The news comes after couriers from rival food delivery service Deliveroo protested outside the company’s headquarters in London over proposed changes in the way they were paid, earlier this month.
Matt Gingell, an employment law partner at Gannons solicitors, told The Independent that the Deliveroo strike may well have had a “knock on effect”.
“These UberEats drivers are also questioning their pay deals. There does now seem to be a growing impetus within the UK gig economy for individuals to challenge their work status,” he said.
UberEats has drastically reduced couriers’ rates since the service launched in the capital in June, according to the Independent Workers Union of Great Britain which helped organise the strike together with United Voices of the World Union.
Workers are now calling for UberEats to implement payment rates equivalent to a living wage of £9.40 an hour.
Couriers claim rates have been drastically cut from £20 per hour when they joined in June. UberEats, which offers no guaranteed minimum income, now pays £3.30 per delivery or less during off-peak hours and around £6.30 to £7.30 per delivery during peak hours, minus a 25 per cent fee taken by the company.
“It’s a scam. Although they speak of ‘flexibility’ the bosses at UberEats have been cutting pay since day one. We’re telling them we need the London Living Wage,” Imran Siddiqui, scooter courier for UberEats, said.
Siddiqui also said UberEats does not offer any sick pay meaning couriers have to take a week of holiday when they are ill or injured.
Alex Czarnecki, general manager at UberEats, said the company is committed to being the best option for couriers in London.
“Unlike other companies we don’t set shifts, minimum hours or delivery zones – couriers can simply log in or out when and where they choose. This is why we’ve seen hundreds of new couriers sign up in the last week alone,” Mr Czarnecki said.
“As UberEats grows couriers are busier than ever.
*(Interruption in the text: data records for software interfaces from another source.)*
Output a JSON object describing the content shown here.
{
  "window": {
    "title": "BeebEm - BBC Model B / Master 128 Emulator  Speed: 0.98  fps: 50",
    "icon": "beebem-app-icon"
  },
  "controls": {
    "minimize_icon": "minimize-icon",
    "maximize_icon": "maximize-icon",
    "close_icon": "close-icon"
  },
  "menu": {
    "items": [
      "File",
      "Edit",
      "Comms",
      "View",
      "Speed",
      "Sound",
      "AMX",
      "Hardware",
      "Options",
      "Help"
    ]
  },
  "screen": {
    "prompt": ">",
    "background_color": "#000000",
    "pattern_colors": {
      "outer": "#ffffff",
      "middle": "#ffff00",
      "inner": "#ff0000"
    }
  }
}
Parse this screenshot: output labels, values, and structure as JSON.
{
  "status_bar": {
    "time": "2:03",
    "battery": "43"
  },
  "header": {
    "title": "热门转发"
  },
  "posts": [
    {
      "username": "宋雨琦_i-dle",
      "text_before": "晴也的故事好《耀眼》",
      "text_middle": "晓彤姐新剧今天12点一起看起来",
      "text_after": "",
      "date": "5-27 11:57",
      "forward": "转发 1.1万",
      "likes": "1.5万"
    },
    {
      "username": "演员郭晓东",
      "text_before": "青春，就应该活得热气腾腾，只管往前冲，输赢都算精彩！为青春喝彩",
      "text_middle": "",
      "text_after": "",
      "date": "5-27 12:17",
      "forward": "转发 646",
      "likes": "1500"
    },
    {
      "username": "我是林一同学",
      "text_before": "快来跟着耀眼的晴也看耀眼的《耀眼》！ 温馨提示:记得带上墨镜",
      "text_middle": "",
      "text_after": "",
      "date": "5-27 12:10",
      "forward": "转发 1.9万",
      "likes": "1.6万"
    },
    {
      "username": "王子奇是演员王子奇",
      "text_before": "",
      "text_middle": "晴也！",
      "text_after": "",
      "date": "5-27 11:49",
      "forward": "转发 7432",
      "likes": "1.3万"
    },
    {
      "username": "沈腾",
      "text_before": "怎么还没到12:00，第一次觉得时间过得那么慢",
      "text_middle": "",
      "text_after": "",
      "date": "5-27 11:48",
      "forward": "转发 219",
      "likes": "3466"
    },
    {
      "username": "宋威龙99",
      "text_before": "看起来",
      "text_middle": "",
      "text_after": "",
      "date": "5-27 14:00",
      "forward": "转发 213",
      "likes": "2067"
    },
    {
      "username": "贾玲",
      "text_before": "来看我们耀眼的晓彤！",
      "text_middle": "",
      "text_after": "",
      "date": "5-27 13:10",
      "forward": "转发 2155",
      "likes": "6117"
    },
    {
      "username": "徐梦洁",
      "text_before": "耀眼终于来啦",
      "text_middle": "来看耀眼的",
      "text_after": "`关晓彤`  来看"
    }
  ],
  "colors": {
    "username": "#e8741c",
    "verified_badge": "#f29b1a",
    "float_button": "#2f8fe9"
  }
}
In fact so far this week couriers delivering lunch and dinner have made over 10 per cent more an hour than they did in the same period last week. Our office is open and our team is always available to chat to couriers,” he added.
On average, couriers take home more than the London living wage at meal times, UberEats said.
But Mags Dewhurst, the chair of the Independent Workers Union of Great Britain’s couriers and logistics branch, said UberEats is becoming less and less rewarding to work for.
“By paying a piece rate, they are saying they only want to pay for work when they can make a profit out of it. They are saying work is only when someone is making a delivery, but people are providing a service to the company when they are standing around waiting for orders. Without that, UberEats wouldn’t be able to function,” they said.
Join our new commenting forum
Join thought-provoking conversations, follow other Independent readers and see their replies